Last week there was a spate of food poisoning. Over
130 schoolchildren and some forty odd trainees at a youth
training project were admitted to hospital following food
poisoning. One school girl in Matale died.
This is not the first time such stories were heard. Nor are
such stories rare. That means food poisoning is becoming a
regular feature. Still the authorities do not seem to have
realized the gravity of the situation.
The regulatory mechanisms to inspect food produced for mass
consumption are either inadequate or not functioning. There is
also the possibility of collusion between the clients and
suppliers in providing sub-standard food. The education and
health authorities should take this matter more seriously and
not allow errant contractors to play with the lives of people,
Had such food poisoning occurred in a premier school in
Colombo there would have been swift action taken from the
highest level downwards. Beyond the first reporting of the news
even the media has thought it is not important enough to pursue
and comment. Old pupils and parents would have made a hue and
For example, there was much commotion when there was a case
of food poisoning at a function of doctors at the BMICH. The
service provider, however, hushed it up with an offer of free
food to the doctors at a subsequent function.
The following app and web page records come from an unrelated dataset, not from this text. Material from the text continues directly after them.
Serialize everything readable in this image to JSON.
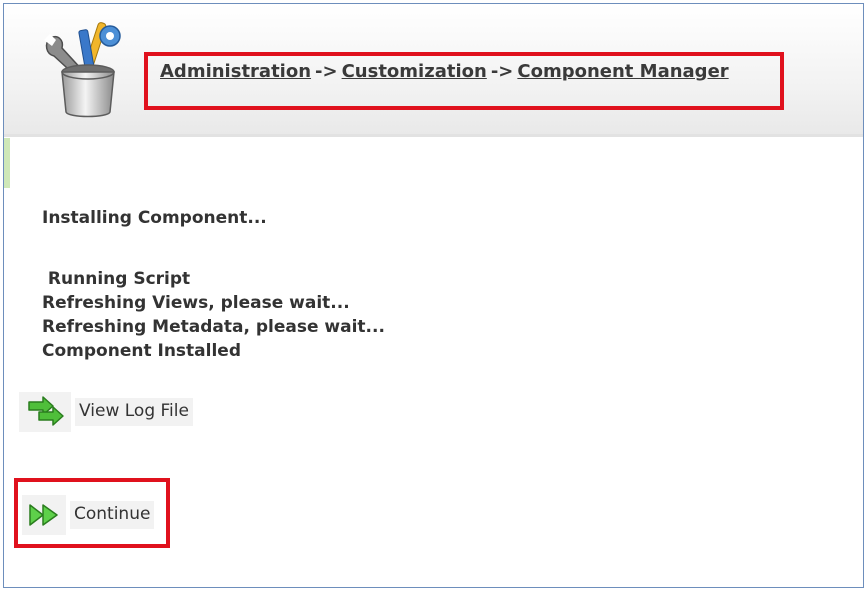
{
  "header": {
    "icon": "tools-cup-icon",
    "breadcrumb": {
      "items": [
        "Administration",
        "Customization",
        "Component Manager"
      ],
      "separator": "->"
    },
    "highlight_color": "#e0111d"
  },
  "status": {
    "heading": "Installing Component...",
    "log_lines": [
      " Running Script",
      "Refreshing Views, please wait...",
      "Refreshing Metadata, please wait...",
      "Component Installed"
    ]
  },
  "actions": {
    "view_log": {
      "label": "View Log File",
      "icon": "green-arrows-icon"
    },
    "continue": {
      "label": "Continue",
      "icon": "fast-forward-icon"
    }
  }
}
Unfortunately the parents and old pupils of the distant
schools in the periphery are still not empowered. They have no
clout. They suffer in silence.
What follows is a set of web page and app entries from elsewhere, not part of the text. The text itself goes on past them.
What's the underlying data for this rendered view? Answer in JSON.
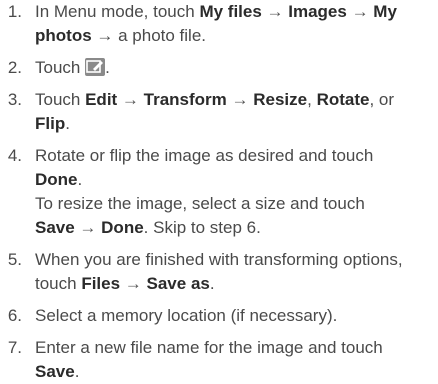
{
  "steps": [
    {
      "number": "1.",
      "line1": [
        {
          "t": "In Menu mode, touch ",
          "s": "n"
        },
        {
          "t": "My files",
          "s": "b"
        },
        {
          "t": " → ",
          "s": "a"
        },
        {
          "t": "Images",
          "s": "b"
        },
        {
          "t": " → ",
          "s": "a"
        },
        {
          "t": "My",
          "s": "b"
        }
      ],
      "line2": [
        {
          "t": "photos",
          "s": "b"
        },
        {
          "t": " → a photo file.",
          "s": "n"
        }
      ]
    },
    {
      "number": "2.",
      "line1": [
        {
          "t": "Touch ",
          "s": "n"
        },
        {
          "t": "edit-icon",
          "s": "icon"
        },
        {
          "t": ".",
          "s": "n"
        }
      ]
    },
    {
      "number": "3.",
      "line1": [
        {
          "t": "Touch ",
          "s": "n"
        },
        {
          "t": "Edit",
          "s": "b"
        },
        {
          "t": " → ",
          "s": "a"
        },
        {
          "t": "Transform",
          "s": "b"
        },
        {
          "t": " → ",
          "s": "a"
        },
        {
          "t": "Resize",
          "s": "b"
        },
        {
          "t": ", ",
          "s": "n"
        },
        {
          "t": "Rotate",
          "s": "b"
        },
        {
          "t": ", or",
          "s": "n"
        }
      ],
      "line2": [
        {
          "t": "Flip",
          "s": "b"
        },
        {
          "t": ".",
          "s": "n"
        }
      ]
    },
    {
      "number": "4.",
      "line1": [
        {
          "t": "Rotate or flip the image as desired and touch",
          "s": "n"
        }
      ],
      "line2": [
        {
          "t": "Done",
          "s": "b"
        },
        {
          "t": ".",
          "s": "n"
        }
      ],
      "line3": [
        {
          "t": "To resize the image, select a size and touch",
          "s": "n"
        }
      ],
      "line4": [
        {
          "t": "Save",
          "s": "b"
        },
        {
          "t": " → ",
          "s": "a"
        },
        {
          "t": "Done",
          "s": "b"
        },
        {
          "t": ". Skip to step 6.",
          "s": "n"
        }
      ]
    },
    {
      "number": "5.",
      "line1": [
        {
          "t": "When you are finished with transforming options,",
          "s": "n"
        }
      ],
      "line2": [
        {
          "t": "touch ",
          "s": "n"
        },
        {
          "t": "Files",
          "s": "b"
        },
        {
          "t": " → ",
          "s": "a"
        },
        {
          "t": "Save as",
          "s": "b"
        },
        {
          "t": ".",
          "s": "n"
        }
      ]
    },
    {
      "number": "6.",
      "line1": [
        {
          "t": "Select a memory location (if necessary).",
          "s": "n"
        }
      ]
    },
    {
      "number": "7.",
      "line1": [
        {
          "t": "Enter a new file name for the image and touch",
          "s": "n"
        }
      ],
      "line2": [
        {
          "t": "Save",
          "s": "b"
        },
        {
          "t": ".",
          "s": "n"
        }
      ]
    }
  ]
}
It is no secret that food served in most restaurants and
eateries in the country are sub-standard. There are Public
Health Officers and other officials responsible for monitoring
such places and taking action against errant businessmen. Though
random checks take place at large intervals or in case of an
epidemic there are no regular checks. The local government
authorities also share part of the blame for such food poisoning
and other health-related afflictions.
There should be a three-tier - national, provincial and local
regulatory system to prevent such unfortunate incidents
recurring. Stringent punishment should be met to those
responsible irrespective of their social or political standing.
If the current laws and regulations are not enough more teeth
should be given to them through appropriate legislation. Strong
deterrent punishments are required to tame the ways of those who
aspire to grow rich quick by providing substandard food to the
people with no regard to health consequences.
Winds of change
The General Election 2010 portends positive changes in
the Sri Lankan polity. The President yesterday said the next
Cabinet would be small. That means the jumbo cabinets would be
relegated to the position of a museum piece in history.
He also announced that youth would be given responsibilities.
Thus one could expect a new and fresh Parliament. This would of
course contain the veterans in whom the people still have trust.
Young blood would, in any case, give more dynamism to the
Cabinet and the Government.
In this sense there are winds of change that portend a better
and more dynamic Parliament that would be meeting on April 22.
However, one cannot be so sure of having more women MPs as
relatively a few women are contesting. It is a sad reflection on
the male-dominated political system that even 60 years after
independence Sri Lanka is far behind even some African countries
in gender representation in its representative bodies. Though
there are quotas for a minimum number of women in nomination
lists there is no provision to ensure that a minimum number of
women are elected as MPs.
It is left to the voters to see that the place trust in
sufficient number of women candidates so that the next
Parliament would have more women MPs. Politicians also should
introduce a decent culture if politics is to attract more women.
There are many capable and educated women that could adorn our
legislature. What prohibits them taking the plunge is the
unhealthy example given by numerous MPs that have close
connections with the fraudsters and the underworld mafia.
It is necessary to work from now onwards to ensure higher
representation of women in Parliament. Perhaps, a beginning
could be made by electing more women to the Local Government
bodies that go to polls in 2011.